The Mets also drafted a college player whose family has some history with the organization. New York selected UConn second baseman L.J. Mazzilli in the fourth round. He's the son of former Mets fan favorite Lee Mazzilli.
L.J. was the first college player the Mets took in the Draft.
In the fifth round, the Mets drafted Jared King, a switch-hitting left-fielder from Kansas State. King's a solid hitter who has the potential to hit for both average and power.
The Mets drafted Champ Stuart in the sixth round. Stuart is a center fielder from Brevard College in North Carolina. A native of the Bahamas, Stuart is still learning the game and is considered a work in progress. But he has some raw tools that will help him continue to develop in the pros.
In the seventh round, the Mets drafted a power-hitting first baseman from the University of Oklahoma. Matt Oberste has impressive numbers this season, as he's hitting .376 with 11 home runs and 60 RBIs.
The eighth round brought Ricky Knapp to the Mets. The son of former Tigers pitching coach Rick Knapp, Ricky has a tremendous feel for pitching and an impressive arsenal.
In the ninth round, the Mets drafted Patrick Biondi, a left-handed-hitting outfielder out of Michigan who is a top-of-the-order hitter with plenty of speed.
Wrapping up Day 2, the Mets selected Luis Guillorme, a slick-fielding shortstop from Coral Springs Charter High School in Florida.
Day 3 of the Draft continues with Rounds 11-40 streamed live on MLB.com on Saturday, starting at 1 p.m. ET.
MLB.com's coverage includes Draft Central, the Top 100 Draft Prospects list and Draft Tracker, a live interactive application that includes a searchable database of Draft-eligible players.
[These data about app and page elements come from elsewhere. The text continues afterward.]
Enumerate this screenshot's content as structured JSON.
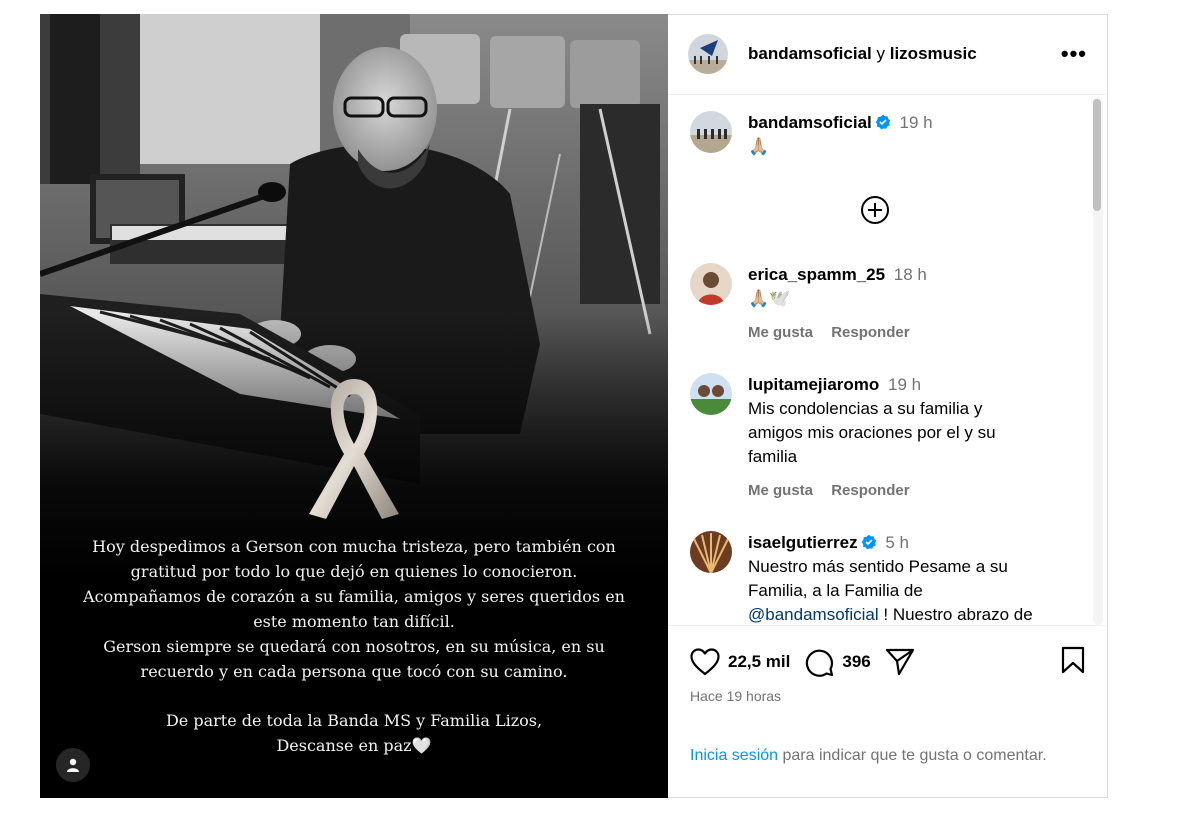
{
  "colors": {
    "link": "#0095f6",
    "verified": "#0095f6",
    "secondary": "#737373",
    "mention": "#00376b"
  },
  "header": {
    "account_a": "bandamsoficial",
    "joiner": "y",
    "account_b": "lizosmusic",
    "more_icon": "more-horizontal-icon"
  },
  "media": {
    "tribute_lines": [
      "Hoy despedimos a Gerson con mucha tristeza, pero también con",
      "gratitud por todo lo que dejó en quienes lo conocieron.",
      "Acompañamos de corazón a su familia, amigos y seres queridos en",
      "este momento tan difícil.",
      "Gerson siempre se quedará con nosotros, en su música, en su",
      "recuerdo y en cada persona que tocó con su camino."
    ],
    "signoff_lines": [
      "De parte de toda la Banda MS y Familia Lizos,",
      "Descanse en paz🤍"
    ]
  },
  "caption": {
    "user": "bandamsoficial",
    "time": "19 h",
    "text": "🙏🏼"
  },
  "comments": [
    {
      "user": "erica_spamm_25",
      "verified": false,
      "time": "18 h",
      "text": "🙏🏼🕊️",
      "like": "Me gusta",
      "reply": "Responder"
    },
    {
      "user": "lupitamejiaromo",
      "verified": false,
      "time": "19 h",
      "text_lines": [
        "Mis condolencias a su familia y",
        "amigos mis oraciones por el y su",
        "familia"
      ],
      "like": "Me gusta",
      "reply": "Responder"
    },
    {
      "user": "isaelgutierrez",
      "verified": true,
      "time": "5 h",
      "text_lines": [
        "Nuestro más sentido Pesame a su",
        "Familia, a la Familia de"
      ],
      "mention": "@bandamsoficial",
      "after_mention": " ! Nuestro abrazo de"
    }
  ],
  "stats": {
    "likes": "22,5 mil",
    "comments": "396",
    "time_ago": "Hace 19 horas"
  },
  "login": {
    "link": "Inicia sesión",
    "rest": " para indicar que te gusta o comentar."
  }
}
You can also keep up to date by following @MLBDraft on Twitter. And get into the Draft conversation by tagging your tweets with #mlbdraft.
In the pipeline:
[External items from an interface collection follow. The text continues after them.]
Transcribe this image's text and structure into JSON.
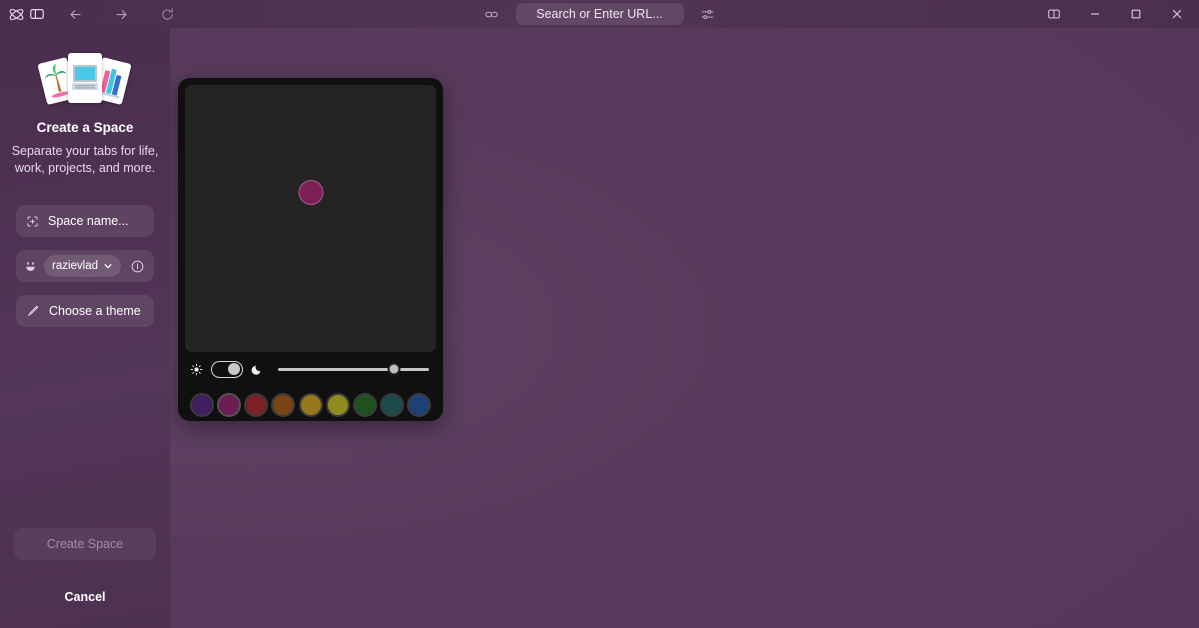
{
  "titlebar": {
    "logo_icon": "arc-logo-icon",
    "sidebar_toggle_icon": "sidebar-panel-icon",
    "back_icon": "arrow-left-icon",
    "forward_icon": "arrow-right-icon",
    "reload_icon": "reload-icon",
    "link_icon": "link-icon",
    "url_placeholder": "Search or Enter URL...",
    "settings_icon": "sliders-icon",
    "split_view_icon": "split-view-icon",
    "minimize_icon": "minimize-icon",
    "maximize_icon": "maximize-icon",
    "close_icon": "close-icon"
  },
  "sidebar": {
    "illustration": {
      "name": "space-cards-illustration",
      "cards": [
        "palm-tree-card",
        "computer-card",
        "books-card"
      ]
    },
    "title": "Create a Space",
    "subtitle": "Separate your tabs for life, work, projects, and more.",
    "space_name": {
      "icon": "space-grid-icon",
      "value": "",
      "placeholder": "Space name..."
    },
    "profile": {
      "icon": "smiley-face-icon",
      "name": "razievlad",
      "chevron_icon": "chevron-down-icon",
      "info_icon": "info-circle-icon"
    },
    "theme_button": {
      "icon": "paintbrush-icon",
      "label": "Choose a theme"
    },
    "create_button": {
      "label": "Create Space",
      "enabled": false
    },
    "cancel_button": {
      "label": "Cancel"
    }
  },
  "theme_popover": {
    "preview": {
      "background": "#242425",
      "dot_color": "#7d1f54"
    },
    "mode_toggle": {
      "light_icon": "sun-icon",
      "dark_icon": "moon-icon",
      "state": "dark",
      "knob_position": "right"
    },
    "intensity_slider": {
      "value_percent": 77
    },
    "swatches": [
      {
        "name": "purple",
        "color": "#3e2060",
        "selected": false
      },
      {
        "name": "magenta",
        "color": "#6d1c56",
        "selected": true
      },
      {
        "name": "red",
        "color": "#7a2026",
        "selected": false
      },
      {
        "name": "brown",
        "color": "#7a4417",
        "selected": false
      },
      {
        "name": "gold",
        "color": "#97781a",
        "selected": false
      },
      {
        "name": "olive",
        "color": "#8e8b1f",
        "selected": false
      },
      {
        "name": "green",
        "color": "#1d5220",
        "selected": false
      },
      {
        "name": "teal",
        "color": "#1d4a4c",
        "selected": false
      },
      {
        "name": "blue",
        "color": "#1d4076",
        "selected": false
      }
    ]
  },
  "colors": {
    "sidebar_bg": "#4b2f4e",
    "main_bg": "#58395b",
    "popover_bg": "#101011",
    "accent": "#6d1c56"
  }
}
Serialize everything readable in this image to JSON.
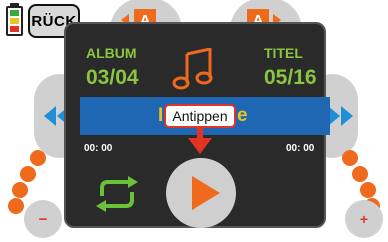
{
  "header": {
    "back_label": "RÜCK",
    "tab_left_label": "A",
    "tab_right_label": "A"
  },
  "album": {
    "label": "ALBUM",
    "value": "03/04"
  },
  "title": {
    "label": "TITEL",
    "value": "05/16"
  },
  "track_name_partial": {
    "left": "I",
    "right": "e"
  },
  "tooltip": {
    "text": "Antippen"
  },
  "time": {
    "elapsed": "00: 00",
    "total": "00: 00"
  },
  "volume": {
    "minus": "−",
    "plus": "+"
  },
  "colors": {
    "accent": "#f06a1e",
    "label_green": "#8bc53f",
    "track_bar": "#1f66b3",
    "panel": "#2a2a2a",
    "tooltip_border": "#e23324"
  },
  "icons": [
    "battery-icon",
    "music-note-icon",
    "rewind-icon",
    "fast-forward-icon",
    "repeat-icon",
    "play-icon",
    "arrow-down-icon"
  ]
}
The Mets have good pitching in the system, with such players as Zack Wheeler and Noah Syndergaad. In this year's Draft, the Mets brought on some talented position players to supplant those high-quality pitchers.
Wilson gives the Mets a solid, power-hitting outfielder who has good speed on the basepaths. Only two of their current top 20 prospects are outfielders. Overall, the Mets drafted four outfielders through the first 10 rounds. They've very high on the ability of Jared King, who gives them another power-hitting outfielder for the future. Patrick Biondi doesn't fit the bill of a power hitter, but he's a quick, hit-for-average-type outfielder who could fit nicely at the top of the lineup down the line.
With the selection of Matt Oberste, the Mets have two good first basemen from the Draft. Dominic Smith is more of an RBI type, whereas Oberste possesses plenty of power.
The Mets also managed to mix in a couple of good pitchers. Casey Meisner is a big right-hander, and if he adds some muscle to his lanky frame, he could develop into a quality power pitcher. Ricky Knapp, with his formidable arsenal, gives the organization another quality pitcher. Both Meisner and Knapp add to a nice foundation of pitching in the organization.
Chris Iseman is an associate reporter for MLB.com.